Task statement ::
Filter the lines below, copying only those with the string "date".

Data under study ::
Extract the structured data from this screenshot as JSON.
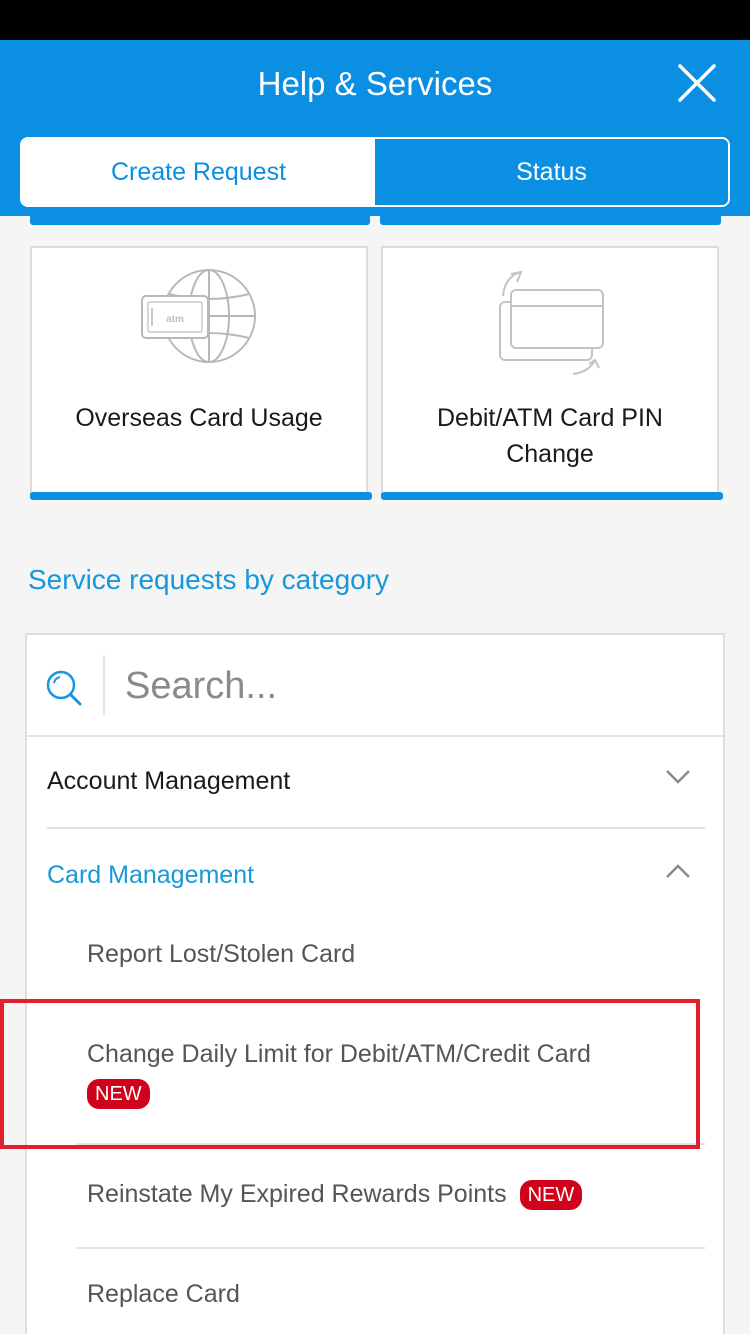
{
  "header": {
    "title": "Help & Services",
    "close_icon": "close-icon"
  },
  "tabs": [
    {
      "label": "Create Request",
      "active": true
    },
    {
      "label": "Status",
      "active": false
    }
  ],
  "tiles": [
    {
      "label": "Overseas Card Usage",
      "icon": "atm-card-globe-icon",
      "icon_text": "atm"
    },
    {
      "label": "Debit/ATM Card PIN Change",
      "icon": "card-swap-icon"
    }
  ],
  "section_title": "Service requests by category",
  "search": {
    "placeholder": "Search...",
    "value": ""
  },
  "categories": [
    {
      "label": "Account Management",
      "expanded": false
    },
    {
      "label": "Card Management",
      "expanded": true
    }
  ],
  "card_management_items": [
    {
      "label": "Report Lost/Stolen Card",
      "badge": ""
    },
    {
      "label": "Change Daily Limit for Debit/ATM/Credit Card",
      "badge": "NEW",
      "highlighted": true
    },
    {
      "label": "Reinstate My Expired Rewards Points",
      "badge": "NEW"
    },
    {
      "label": "Replace Card",
      "badge": ""
    }
  ],
  "colors": {
    "primary": "#0a8fe3",
    "link": "#1797dc",
    "badge": "#d0021b",
    "highlight": "#e0202e"
  }
}
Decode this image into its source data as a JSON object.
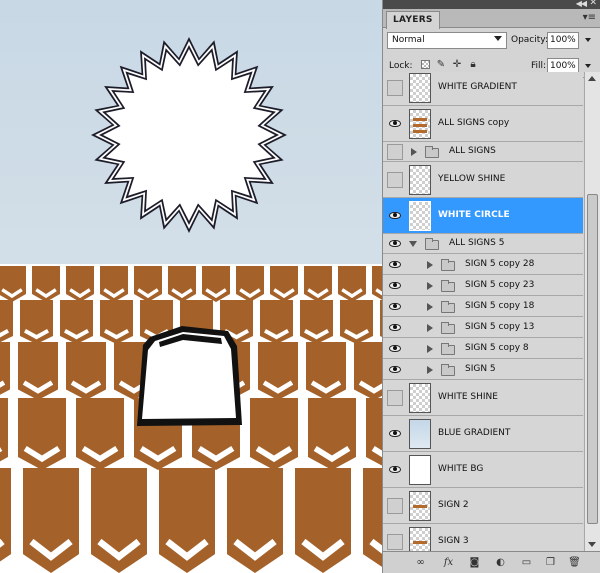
{
  "panel": {
    "tab_label": "LAYERS",
    "blend_mode": "Normal",
    "opacity_label": "Opacity:",
    "opacity_value": "100%",
    "lock_label": "Lock:",
    "fill_label": "Fill:",
    "fill_value": "100%"
  },
  "layers": [
    {
      "name": "WHITE GRADIENT",
      "visible": false,
      "kind": "layer",
      "thumb": "checker"
    },
    {
      "name": "ALL SIGNS copy",
      "visible": true,
      "kind": "layer",
      "thumb": "signs"
    },
    {
      "name": "ALL SIGNS",
      "visible": false,
      "kind": "group",
      "expanded": false
    },
    {
      "name": "YELLOW SHINE",
      "visible": false,
      "kind": "layer",
      "thumb": "checker"
    },
    {
      "name": "WHITE CIRCLE",
      "visible": true,
      "kind": "layer",
      "thumb": "checker",
      "selected": true
    },
    {
      "name": "ALL SIGNS 5",
      "visible": true,
      "kind": "group",
      "expanded": true
    },
    {
      "name": "SIGN 5 copy 28",
      "visible": true,
      "kind": "subgroup"
    },
    {
      "name": "SIGN 5 copy 23",
      "visible": true,
      "kind": "subgroup"
    },
    {
      "name": "SIGN 5 copy 18",
      "visible": true,
      "kind": "subgroup"
    },
    {
      "name": "SIGN 5 copy 13",
      "visible": true,
      "kind": "subgroup"
    },
    {
      "name": "SIGN 5 copy 8",
      "visible": true,
      "kind": "subgroup"
    },
    {
      "name": "SIGN 5",
      "visible": true,
      "kind": "subgroup"
    },
    {
      "name": "WHITE SHINE",
      "visible": false,
      "kind": "layer",
      "thumb": "checker"
    },
    {
      "name": "BLUE GRADIENT",
      "visible": true,
      "kind": "layer",
      "thumb": "blue"
    },
    {
      "name": "WHITE BG",
      "visible": true,
      "kind": "layer",
      "thumb": "white"
    },
    {
      "name": "SIGN 2",
      "visible": false,
      "kind": "layer",
      "thumb": "sign"
    },
    {
      "name": "SIGN 3",
      "visible": false,
      "kind": "layer",
      "thumb": "sign"
    }
  ],
  "colors": {
    "selection": "#3399ff",
    "sign_brown": "#a4622a",
    "sky": "#c9d8e4"
  }
}
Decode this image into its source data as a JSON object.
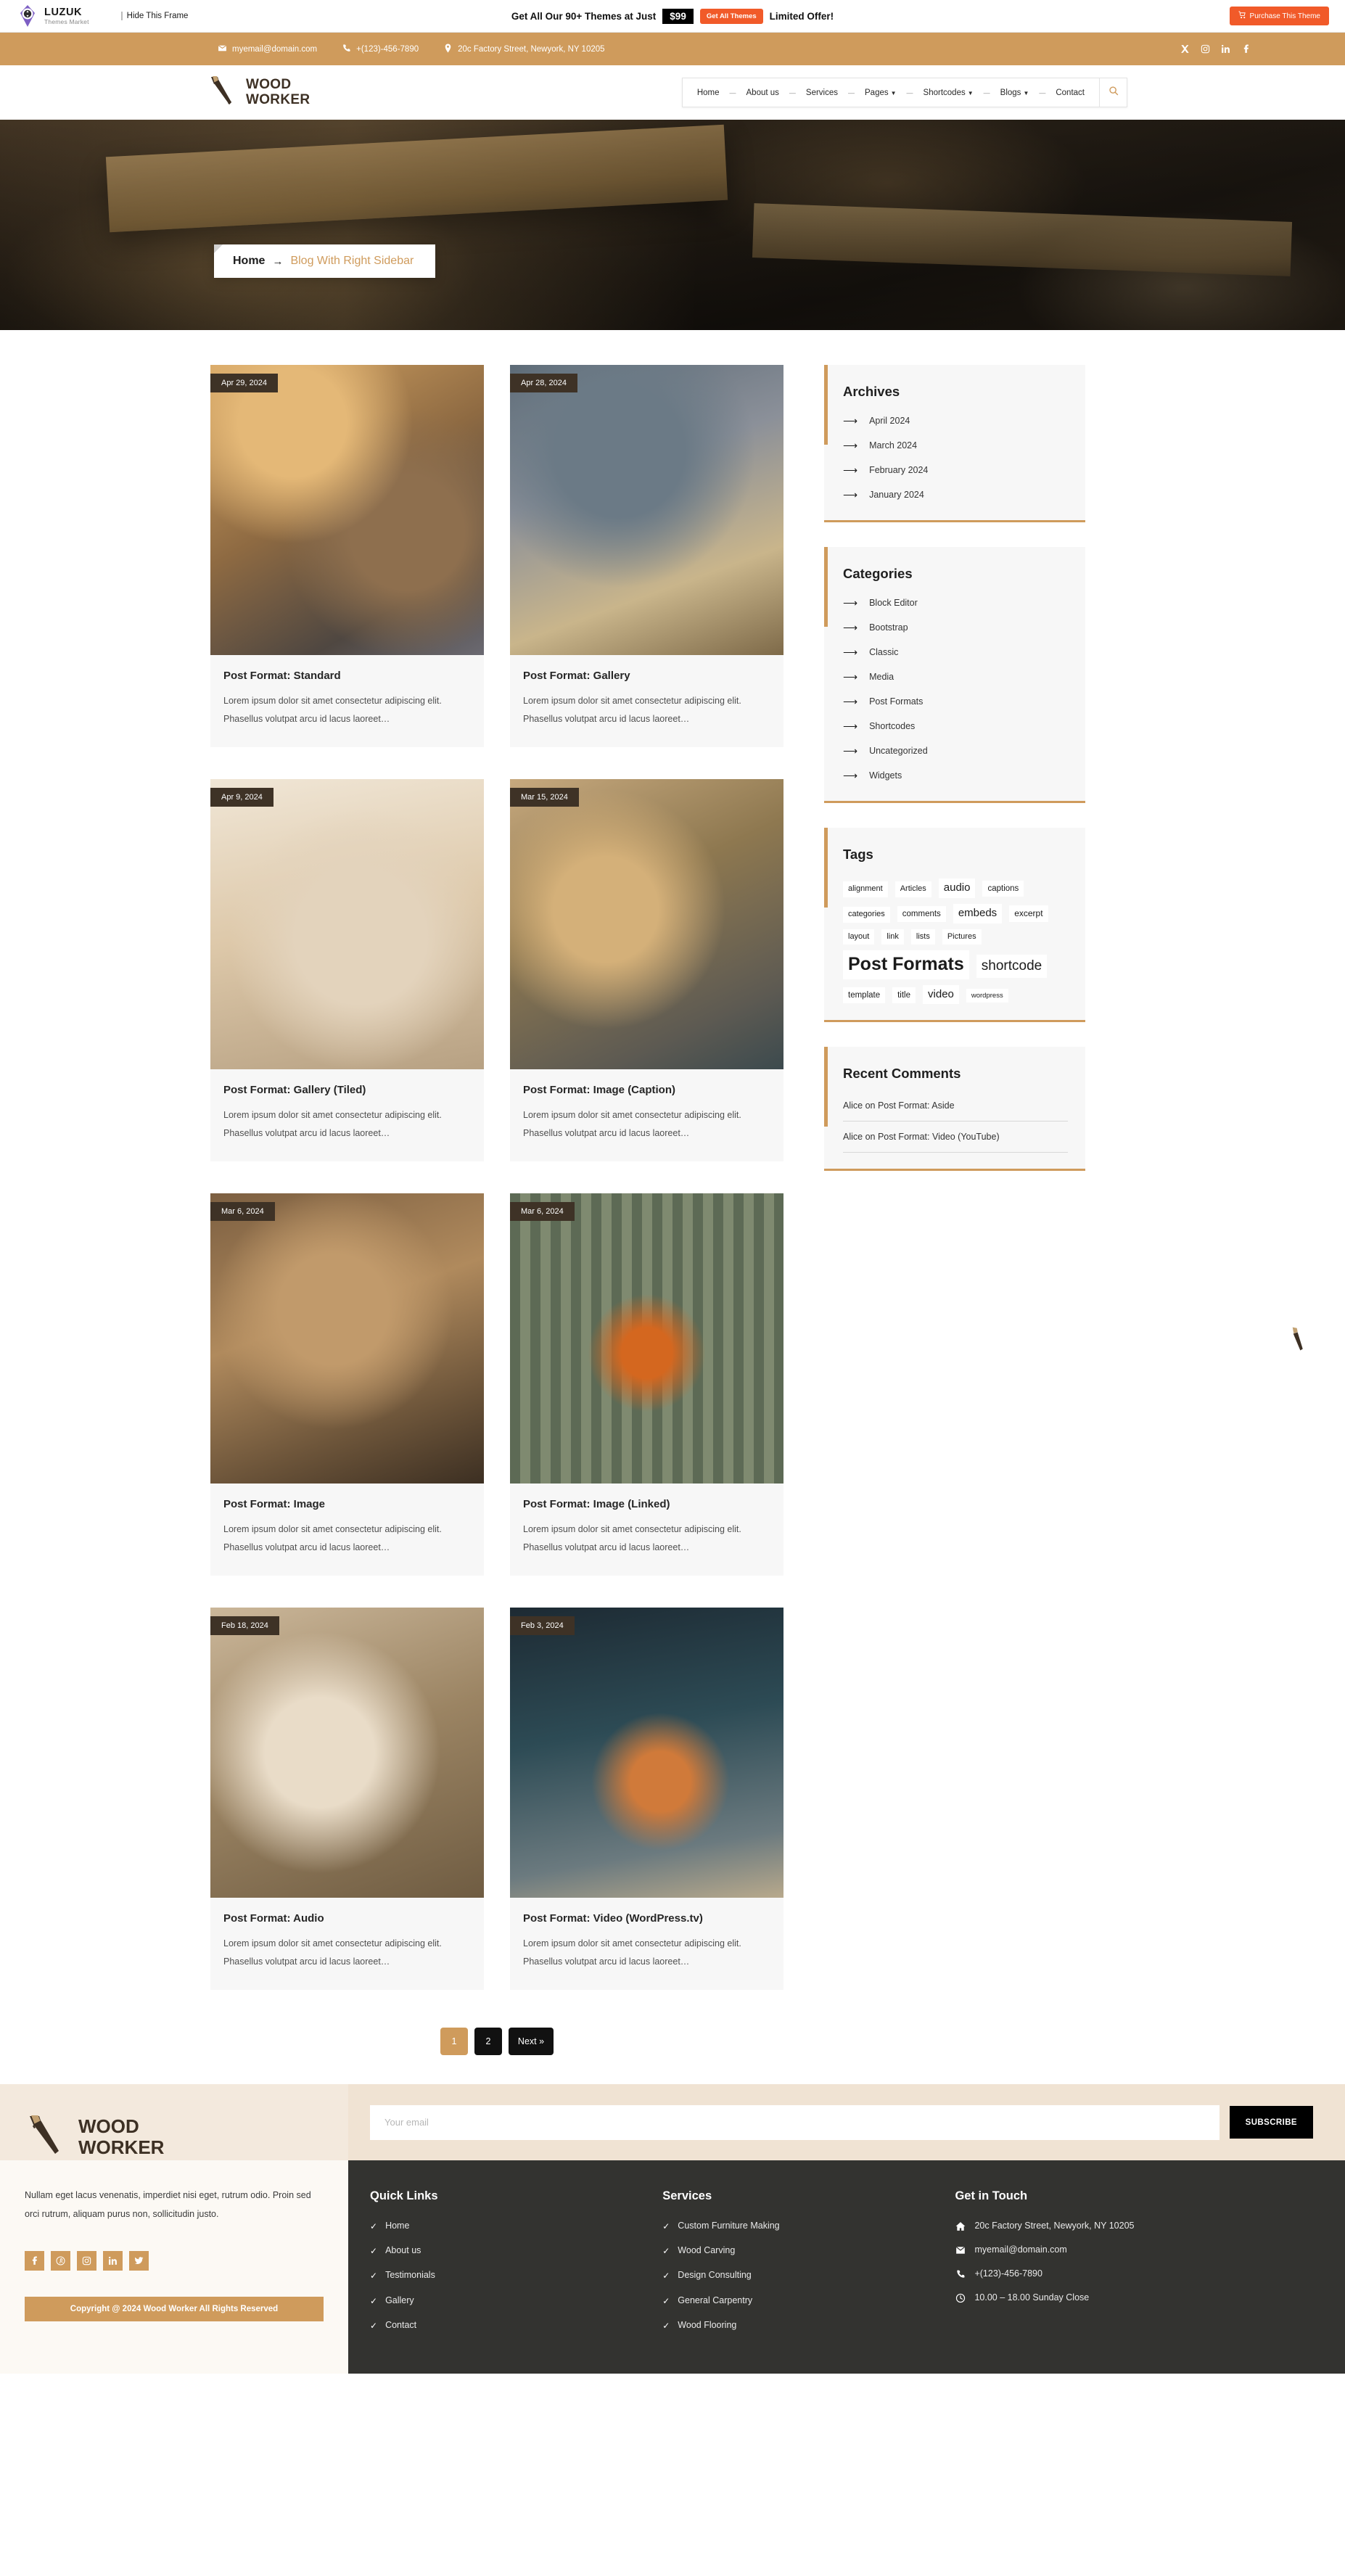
{
  "promo": {
    "logo_main": "LUZUK",
    "logo_sub": "Themes Market",
    "hide_frame": "Hide This Frame",
    "headline": "Get All Our 90+ Themes at Just",
    "price": "$99",
    "cta": "Get All Themes",
    "limited": "Limited Offer!",
    "purchase": "Purchase This Theme"
  },
  "contact_bar": {
    "email": "myemail@domain.com",
    "phone": "+(123)-456-7890",
    "address": "20c Factory Street, Newyork, NY 10205",
    "socials": [
      "x-icon",
      "instagram-icon",
      "linkedin-icon",
      "facebook-icon"
    ]
  },
  "header": {
    "brand_line1": "WOOD",
    "brand_line2": "WORKER",
    "nav": [
      {
        "label": "Home",
        "has_caret": false
      },
      {
        "label": "About us",
        "has_caret": false
      },
      {
        "label": "Services",
        "has_caret": false
      },
      {
        "label": "Pages",
        "has_caret": true
      },
      {
        "label": "Shortcodes",
        "has_caret": true
      },
      {
        "label": "Blogs",
        "has_caret": true
      },
      {
        "label": "Contact",
        "has_caret": false
      }
    ],
    "search_icon": "search-icon"
  },
  "hero": {
    "breadcrumb_home": "Home",
    "breadcrumb_arrow": "→",
    "breadcrumb_current": "Blog With Right Sidebar"
  },
  "posts": [
    {
      "date": "Apr 29, 2024",
      "title": "Post Format: Standard",
      "excerpt": "Lorem ipsum dolor sit amet consectetur adipiscing elit. Phasellus volutpat arcu id lacus laoreet…",
      "photo": "ph-standard"
    },
    {
      "date": "Apr 28, 2024",
      "title": "Post Format: Gallery",
      "excerpt": "Lorem ipsum dolor sit amet consectetur adipiscing elit. Phasellus volutpat arcu id lacus laoreet…",
      "photo": "ph-gallery"
    },
    {
      "date": "Apr 9, 2024",
      "title": "Post Format: Gallery (Tiled)",
      "excerpt": "Lorem ipsum dolor sit amet consectetur adipiscing elit. Phasellus volutpat arcu id lacus laoreet…",
      "photo": "ph-tiled"
    },
    {
      "date": "Mar 15, 2024",
      "title": "Post Format: Image (Caption)",
      "excerpt": "Lorem ipsum dolor sit amet consectetur adipiscing elit. Phasellus volutpat arcu id lacus laoreet…",
      "photo": "ph-caption"
    },
    {
      "date": "Mar 6, 2024",
      "title": "Post Format: Image",
      "excerpt": "Lorem ipsum dolor sit amet consectetur adipiscing elit. Phasellus volutpat arcu id lacus laoreet…",
      "photo": "ph-image"
    },
    {
      "date": "Mar 6, 2024",
      "title": "Post Format: Image (Linked)",
      "excerpt": "Lorem ipsum dolor sit amet consectetur adipiscing elit. Phasellus volutpat arcu id lacus laoreet…",
      "photo": "ph-linked"
    },
    {
      "date": "Feb 18, 2024",
      "title": "Post Format: Audio",
      "excerpt": "Lorem ipsum dolor sit amet consectetur adipiscing elit. Phasellus volutpat arcu id lacus laoreet…",
      "photo": "ph-audio"
    },
    {
      "date": "Feb 3, 2024",
      "title": "Post Format: Video (WordPress.tv)",
      "excerpt": "Lorem ipsum dolor sit amet consectetur adipiscing elit. Phasellus volutpat arcu id lacus laoreet…",
      "photo": "ph-video"
    }
  ],
  "pagination": [
    {
      "label": "1",
      "active": true
    },
    {
      "label": "2",
      "active": false
    },
    {
      "label": "Next »",
      "active": false
    }
  ],
  "sidebar": {
    "archives": {
      "title": "Archives",
      "items": [
        "April 2024",
        "March 2024",
        "February 2024",
        "January 2024"
      ]
    },
    "categories": {
      "title": "Categories",
      "items": [
        "Block Editor",
        "Bootstrap",
        "Classic",
        "Media",
        "Post Formats",
        "Shortcodes",
        "Uncategorized",
        "Widgets"
      ]
    },
    "tags": {
      "title": "Tags",
      "items": [
        {
          "label": "alignment",
          "size": 11
        },
        {
          "label": "Articles",
          "size": 11
        },
        {
          "label": "audio",
          "size": 15
        },
        {
          "label": "captions",
          "size": 11.5
        },
        {
          "label": "categories",
          "size": 11
        },
        {
          "label": "comments",
          "size": 11.5
        },
        {
          "label": "embeds",
          "size": 15
        },
        {
          "label": "excerpt",
          "size": 12
        },
        {
          "label": "layout",
          "size": 11
        },
        {
          "label": "link",
          "size": 11
        },
        {
          "label": "lists",
          "size": 11
        },
        {
          "label": "Pictures",
          "size": 11
        },
        {
          "label": "Post Formats",
          "size": 25
        },
        {
          "label": "shortcode",
          "size": 19
        },
        {
          "label": "template",
          "size": 11.5
        },
        {
          "label": "title",
          "size": 11.5
        },
        {
          "label": "video",
          "size": 15
        },
        {
          "label": "wordpress",
          "size": 9.5
        }
      ]
    },
    "recent_comments": {
      "title": "Recent Comments",
      "items": [
        "Alice on Post Format: Aside",
        "Alice on Post Format: Video (YouTube)"
      ]
    }
  },
  "footer": {
    "brand_line1": "WOOD",
    "brand_line2": "WORKER",
    "newsletter_placeholder": "Your email",
    "subscribe_label": "SUBSCRIBE",
    "description": "Nullam eget lacus venenatis, imperdiet nisi eget, rutrum odio. Proin sed orci rutrum, aliquam purus non, sollicitudin justo.",
    "socials": [
      "facebook-icon",
      "pinterest-icon",
      "instagram-icon",
      "linkedin-icon",
      "twitter-icon"
    ],
    "copyright": "Copyright @ 2024 Wood Worker All Rights Reserved",
    "quick_links": {
      "title": "Quick Links",
      "items": [
        "Home",
        "About us",
        "Testimonials",
        "Gallery",
        "Contact"
      ]
    },
    "services": {
      "title": "Services",
      "items": [
        "Custom Furniture Making",
        "Wood Carving",
        "Design Consulting",
        "General Carpentry",
        "Wood Flooring"
      ]
    },
    "get_in_touch": {
      "title": "Get in Touch",
      "address": "20c Factory Street, Newyork, NY 10205",
      "email": "myemail@domain.com",
      "phone": "+(123)-456-7890",
      "hours": "10.00 – 18.00 Sunday Close"
    }
  },
  "colors": {
    "accent": "#cf9b5c",
    "promo_orange": "#f15a29",
    "dark": "#333330",
    "card_bg": "#f7f7f7"
  }
}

Answer area ::
      "date": "Apr 29, 2024",
      "date": "Apr 28, 2024",
      "date": "Apr 9, 2024",
      "date": "Mar 15, 2024",
      "date": "Mar 6, 2024",
      "date": "Mar 6, 2024",
      "date": "Feb 18, 2024",
      "date": "Feb 3, 2024",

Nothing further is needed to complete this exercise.